Those of us of a sceptical, or sensuous, disposition, whose minds are as incapable as our bodies are unwilling to submit to the Gospel's stern commands, might, however, take a different view of Basil Hume's period as Archbishop of Westminster. Whatever his qualities as a person, we have been pleased that for a quarter of a century a monk has been at the centre of public life.
It is mad ages, rather than periods of sanity, which have need of monks. In the comparatively sane eighteenth century, the deeply Christian Doctor Johnson could agree with the mocking sceptic Edward Gibbon, that monasticism was absurd. We should have expected Gibbon to say that "the monastic saints ... excite only the contempt and pity of the philosopher". But it is more surprising that Johnson, with his profound piety and his reverence for the ruins of Iona, for example, should have felt that monks had no place in modern life. "Their silence" is absurd, he said. "We read in the Gospel of the apostles being sent to preach, not to hold their tongues." And to a Lady Abbess he impertinently said: "Madam, you are here, not for the love of virtue, but the fear of vice."
Much of this "common-sense" attitude to monks and nuns persists in the English psyche. It extends to our essentially anti-religious, condescending belief that the God Squad should be patted on the head only for their good works. Thus - while we should hold the thought- processes of a Salvationist in derision, we single out the Salvation Army, of all Christian bodies, for special praise because they provide refuge for the urban dispossessed.
Monks and nuns can be similarly patronised if they do "good works". But - as we know really in our heart of hearts - that isn't the point of them. Their raison d'etre is something much more challenging and much crazier than that.
It may well be the case that future historians will consider that the abrasive, conceited Huddleston - pursued by demons - was a greater man than the modest public school housemaster Hume.
In our age of show, the inner character of either man is in some ways less important than the simple fact of their religious profession as monks. We can be less confident than Doctor Johnson or Gibbon that common sense and virtue go hand in hand, or that either will prevail against the madness on the one hand, the sheer shallowness on the other, of our times. The decision by some men and women in our midst to stand out against the pursuit of material and sexual gratification, or of wealth or success, is a perpetual reminder to us of an older wisdom we are too muddled to understand, of silence we are too noisy to catch.
It may be that the apostles were taught to preach to all nations. But what Johnson deliberately forgot was that monasticism recovered the sense, which philosophers such as Wittgenstein have also emphasised, that some truths are arrived at by silence.

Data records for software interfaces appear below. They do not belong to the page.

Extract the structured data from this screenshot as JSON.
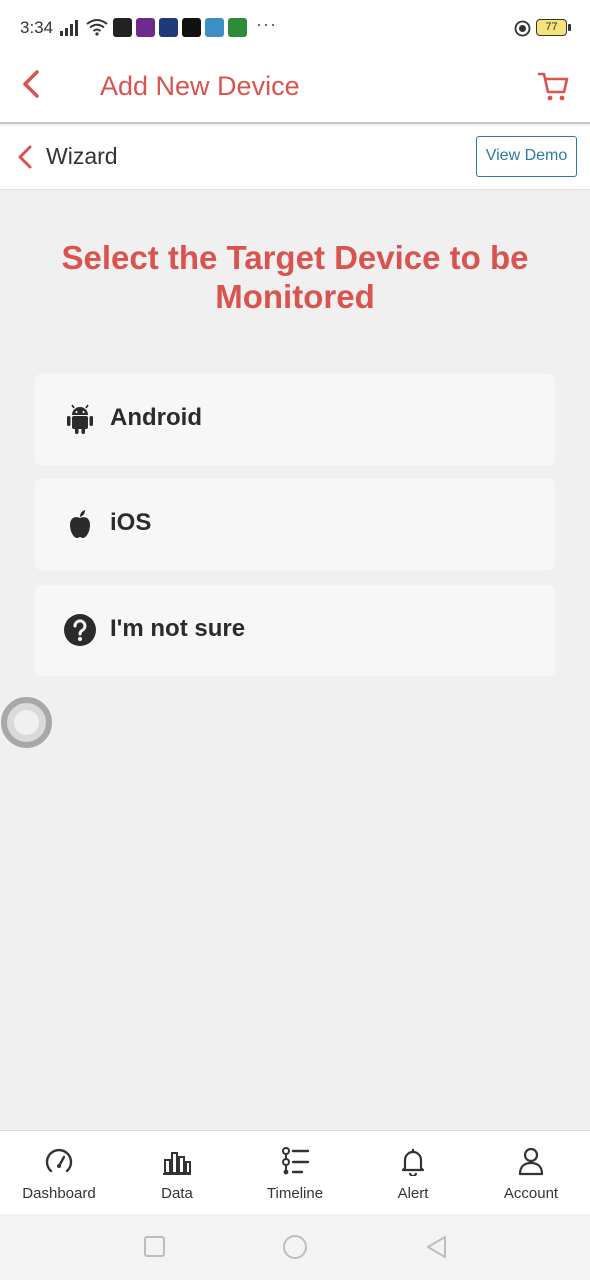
{
  "status_bar": {
    "time": "3:34",
    "battery": "77"
  },
  "app_bar": {
    "title": "Add New Device",
    "back_icon": "chevron-left-icon",
    "cart_icon": "cart-icon",
    "accent_color": "#d9534f"
  },
  "wizard_bar": {
    "label": "Wizard",
    "demo_button": "View Demo"
  },
  "main": {
    "headline": "Select the Target Device to be Monitored",
    "options": [
      {
        "label": "Android",
        "icon": "android-icon"
      },
      {
        "label": "iOS",
        "icon": "apple-icon"
      },
      {
        "label": "I'm not sure",
        "icon": "question-icon"
      }
    ]
  },
  "bottom_nav": {
    "items": [
      {
        "label": "Dashboard",
        "icon": "gauge-icon"
      },
      {
        "label": "Data",
        "icon": "bar-chart-icon"
      },
      {
        "label": "Timeline",
        "icon": "timeline-icon"
      },
      {
        "label": "Alert",
        "icon": "bell-icon"
      },
      {
        "label": "Account",
        "icon": "user-icon"
      }
    ]
  }
}
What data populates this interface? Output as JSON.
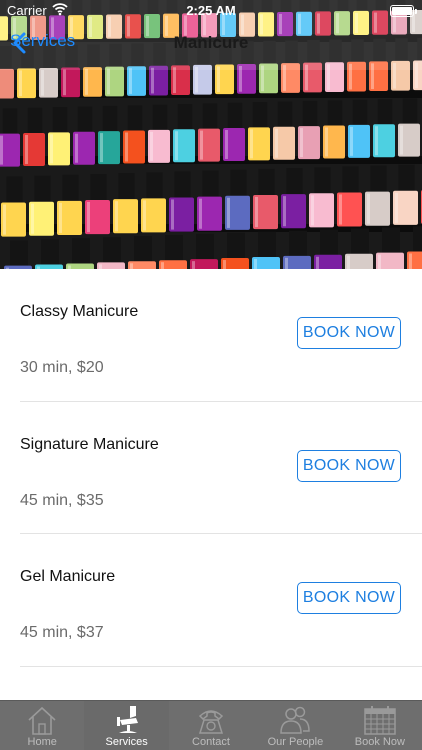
{
  "status_bar": {
    "carrier": "Carrier",
    "time": "2:25 AM"
  },
  "nav": {
    "back_label": "Services",
    "title": "Manicure"
  },
  "services": [
    {
      "name": "Classy Manicure",
      "details": "30 min, $20",
      "button": "BOOK NOW"
    },
    {
      "name": "Signature Manicure",
      "details": "45 min, $35",
      "button": "BOOK NOW"
    },
    {
      "name": "Gel Manicure",
      "details": "45 min, $37",
      "button": "BOOK NOW"
    }
  ],
  "tabs": [
    {
      "label": "Home",
      "icon": "home-icon",
      "active": false
    },
    {
      "label": "Services",
      "icon": "salon-chair-icon",
      "active": true
    },
    {
      "label": "Contact",
      "icon": "phone-icon",
      "active": false
    },
    {
      "label": "Our People",
      "icon": "people-icon",
      "active": false
    },
    {
      "label": "Book Now",
      "icon": "calendar-icon",
      "active": false
    }
  ],
  "colors": {
    "accent": "#1e7fe0",
    "back_link": "#1e8bff",
    "tabbar_bg": "#6e6e6e",
    "divider": "#e3e3e3"
  }
}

In any human society, there have always been those who - whether in Pythagorean communes or Tibetan monasteries - withdrew from the world, and stood the natural Darwinian urges of humanity on their head. From such places of "elected silence", which appeared to exist in contradiction of the world's values, the world has paradoxically derived strength.
I was talking to a young bookseller last week who said that, in the huge shop where he worked, the most popular religious or philosophical works were Buddhist, and that by far the most popular religious book was that of the Dalai Lama. The Western Church, which has so vacuously and foolishly absorbed so much modern claptrap, so many cliche-ridden notions and community, has at least held on to the monastic houses. In small patches they flourish - because we need them.

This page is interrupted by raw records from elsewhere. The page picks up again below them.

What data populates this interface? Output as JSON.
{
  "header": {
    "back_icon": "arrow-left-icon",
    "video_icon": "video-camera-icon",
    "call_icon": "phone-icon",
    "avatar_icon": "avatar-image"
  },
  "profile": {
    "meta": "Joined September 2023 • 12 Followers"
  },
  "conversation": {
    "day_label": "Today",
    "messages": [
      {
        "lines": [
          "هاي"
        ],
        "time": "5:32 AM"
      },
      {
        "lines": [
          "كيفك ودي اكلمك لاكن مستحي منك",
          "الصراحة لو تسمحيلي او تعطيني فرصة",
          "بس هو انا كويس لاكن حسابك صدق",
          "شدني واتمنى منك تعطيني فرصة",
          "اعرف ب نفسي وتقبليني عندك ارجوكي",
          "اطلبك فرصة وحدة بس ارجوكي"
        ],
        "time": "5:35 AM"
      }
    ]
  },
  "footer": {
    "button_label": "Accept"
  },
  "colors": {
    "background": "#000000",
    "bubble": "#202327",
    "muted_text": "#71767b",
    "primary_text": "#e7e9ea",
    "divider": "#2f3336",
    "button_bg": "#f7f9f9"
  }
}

AN Wilson's `God's Funeral' is published by John Murray (pounds 20).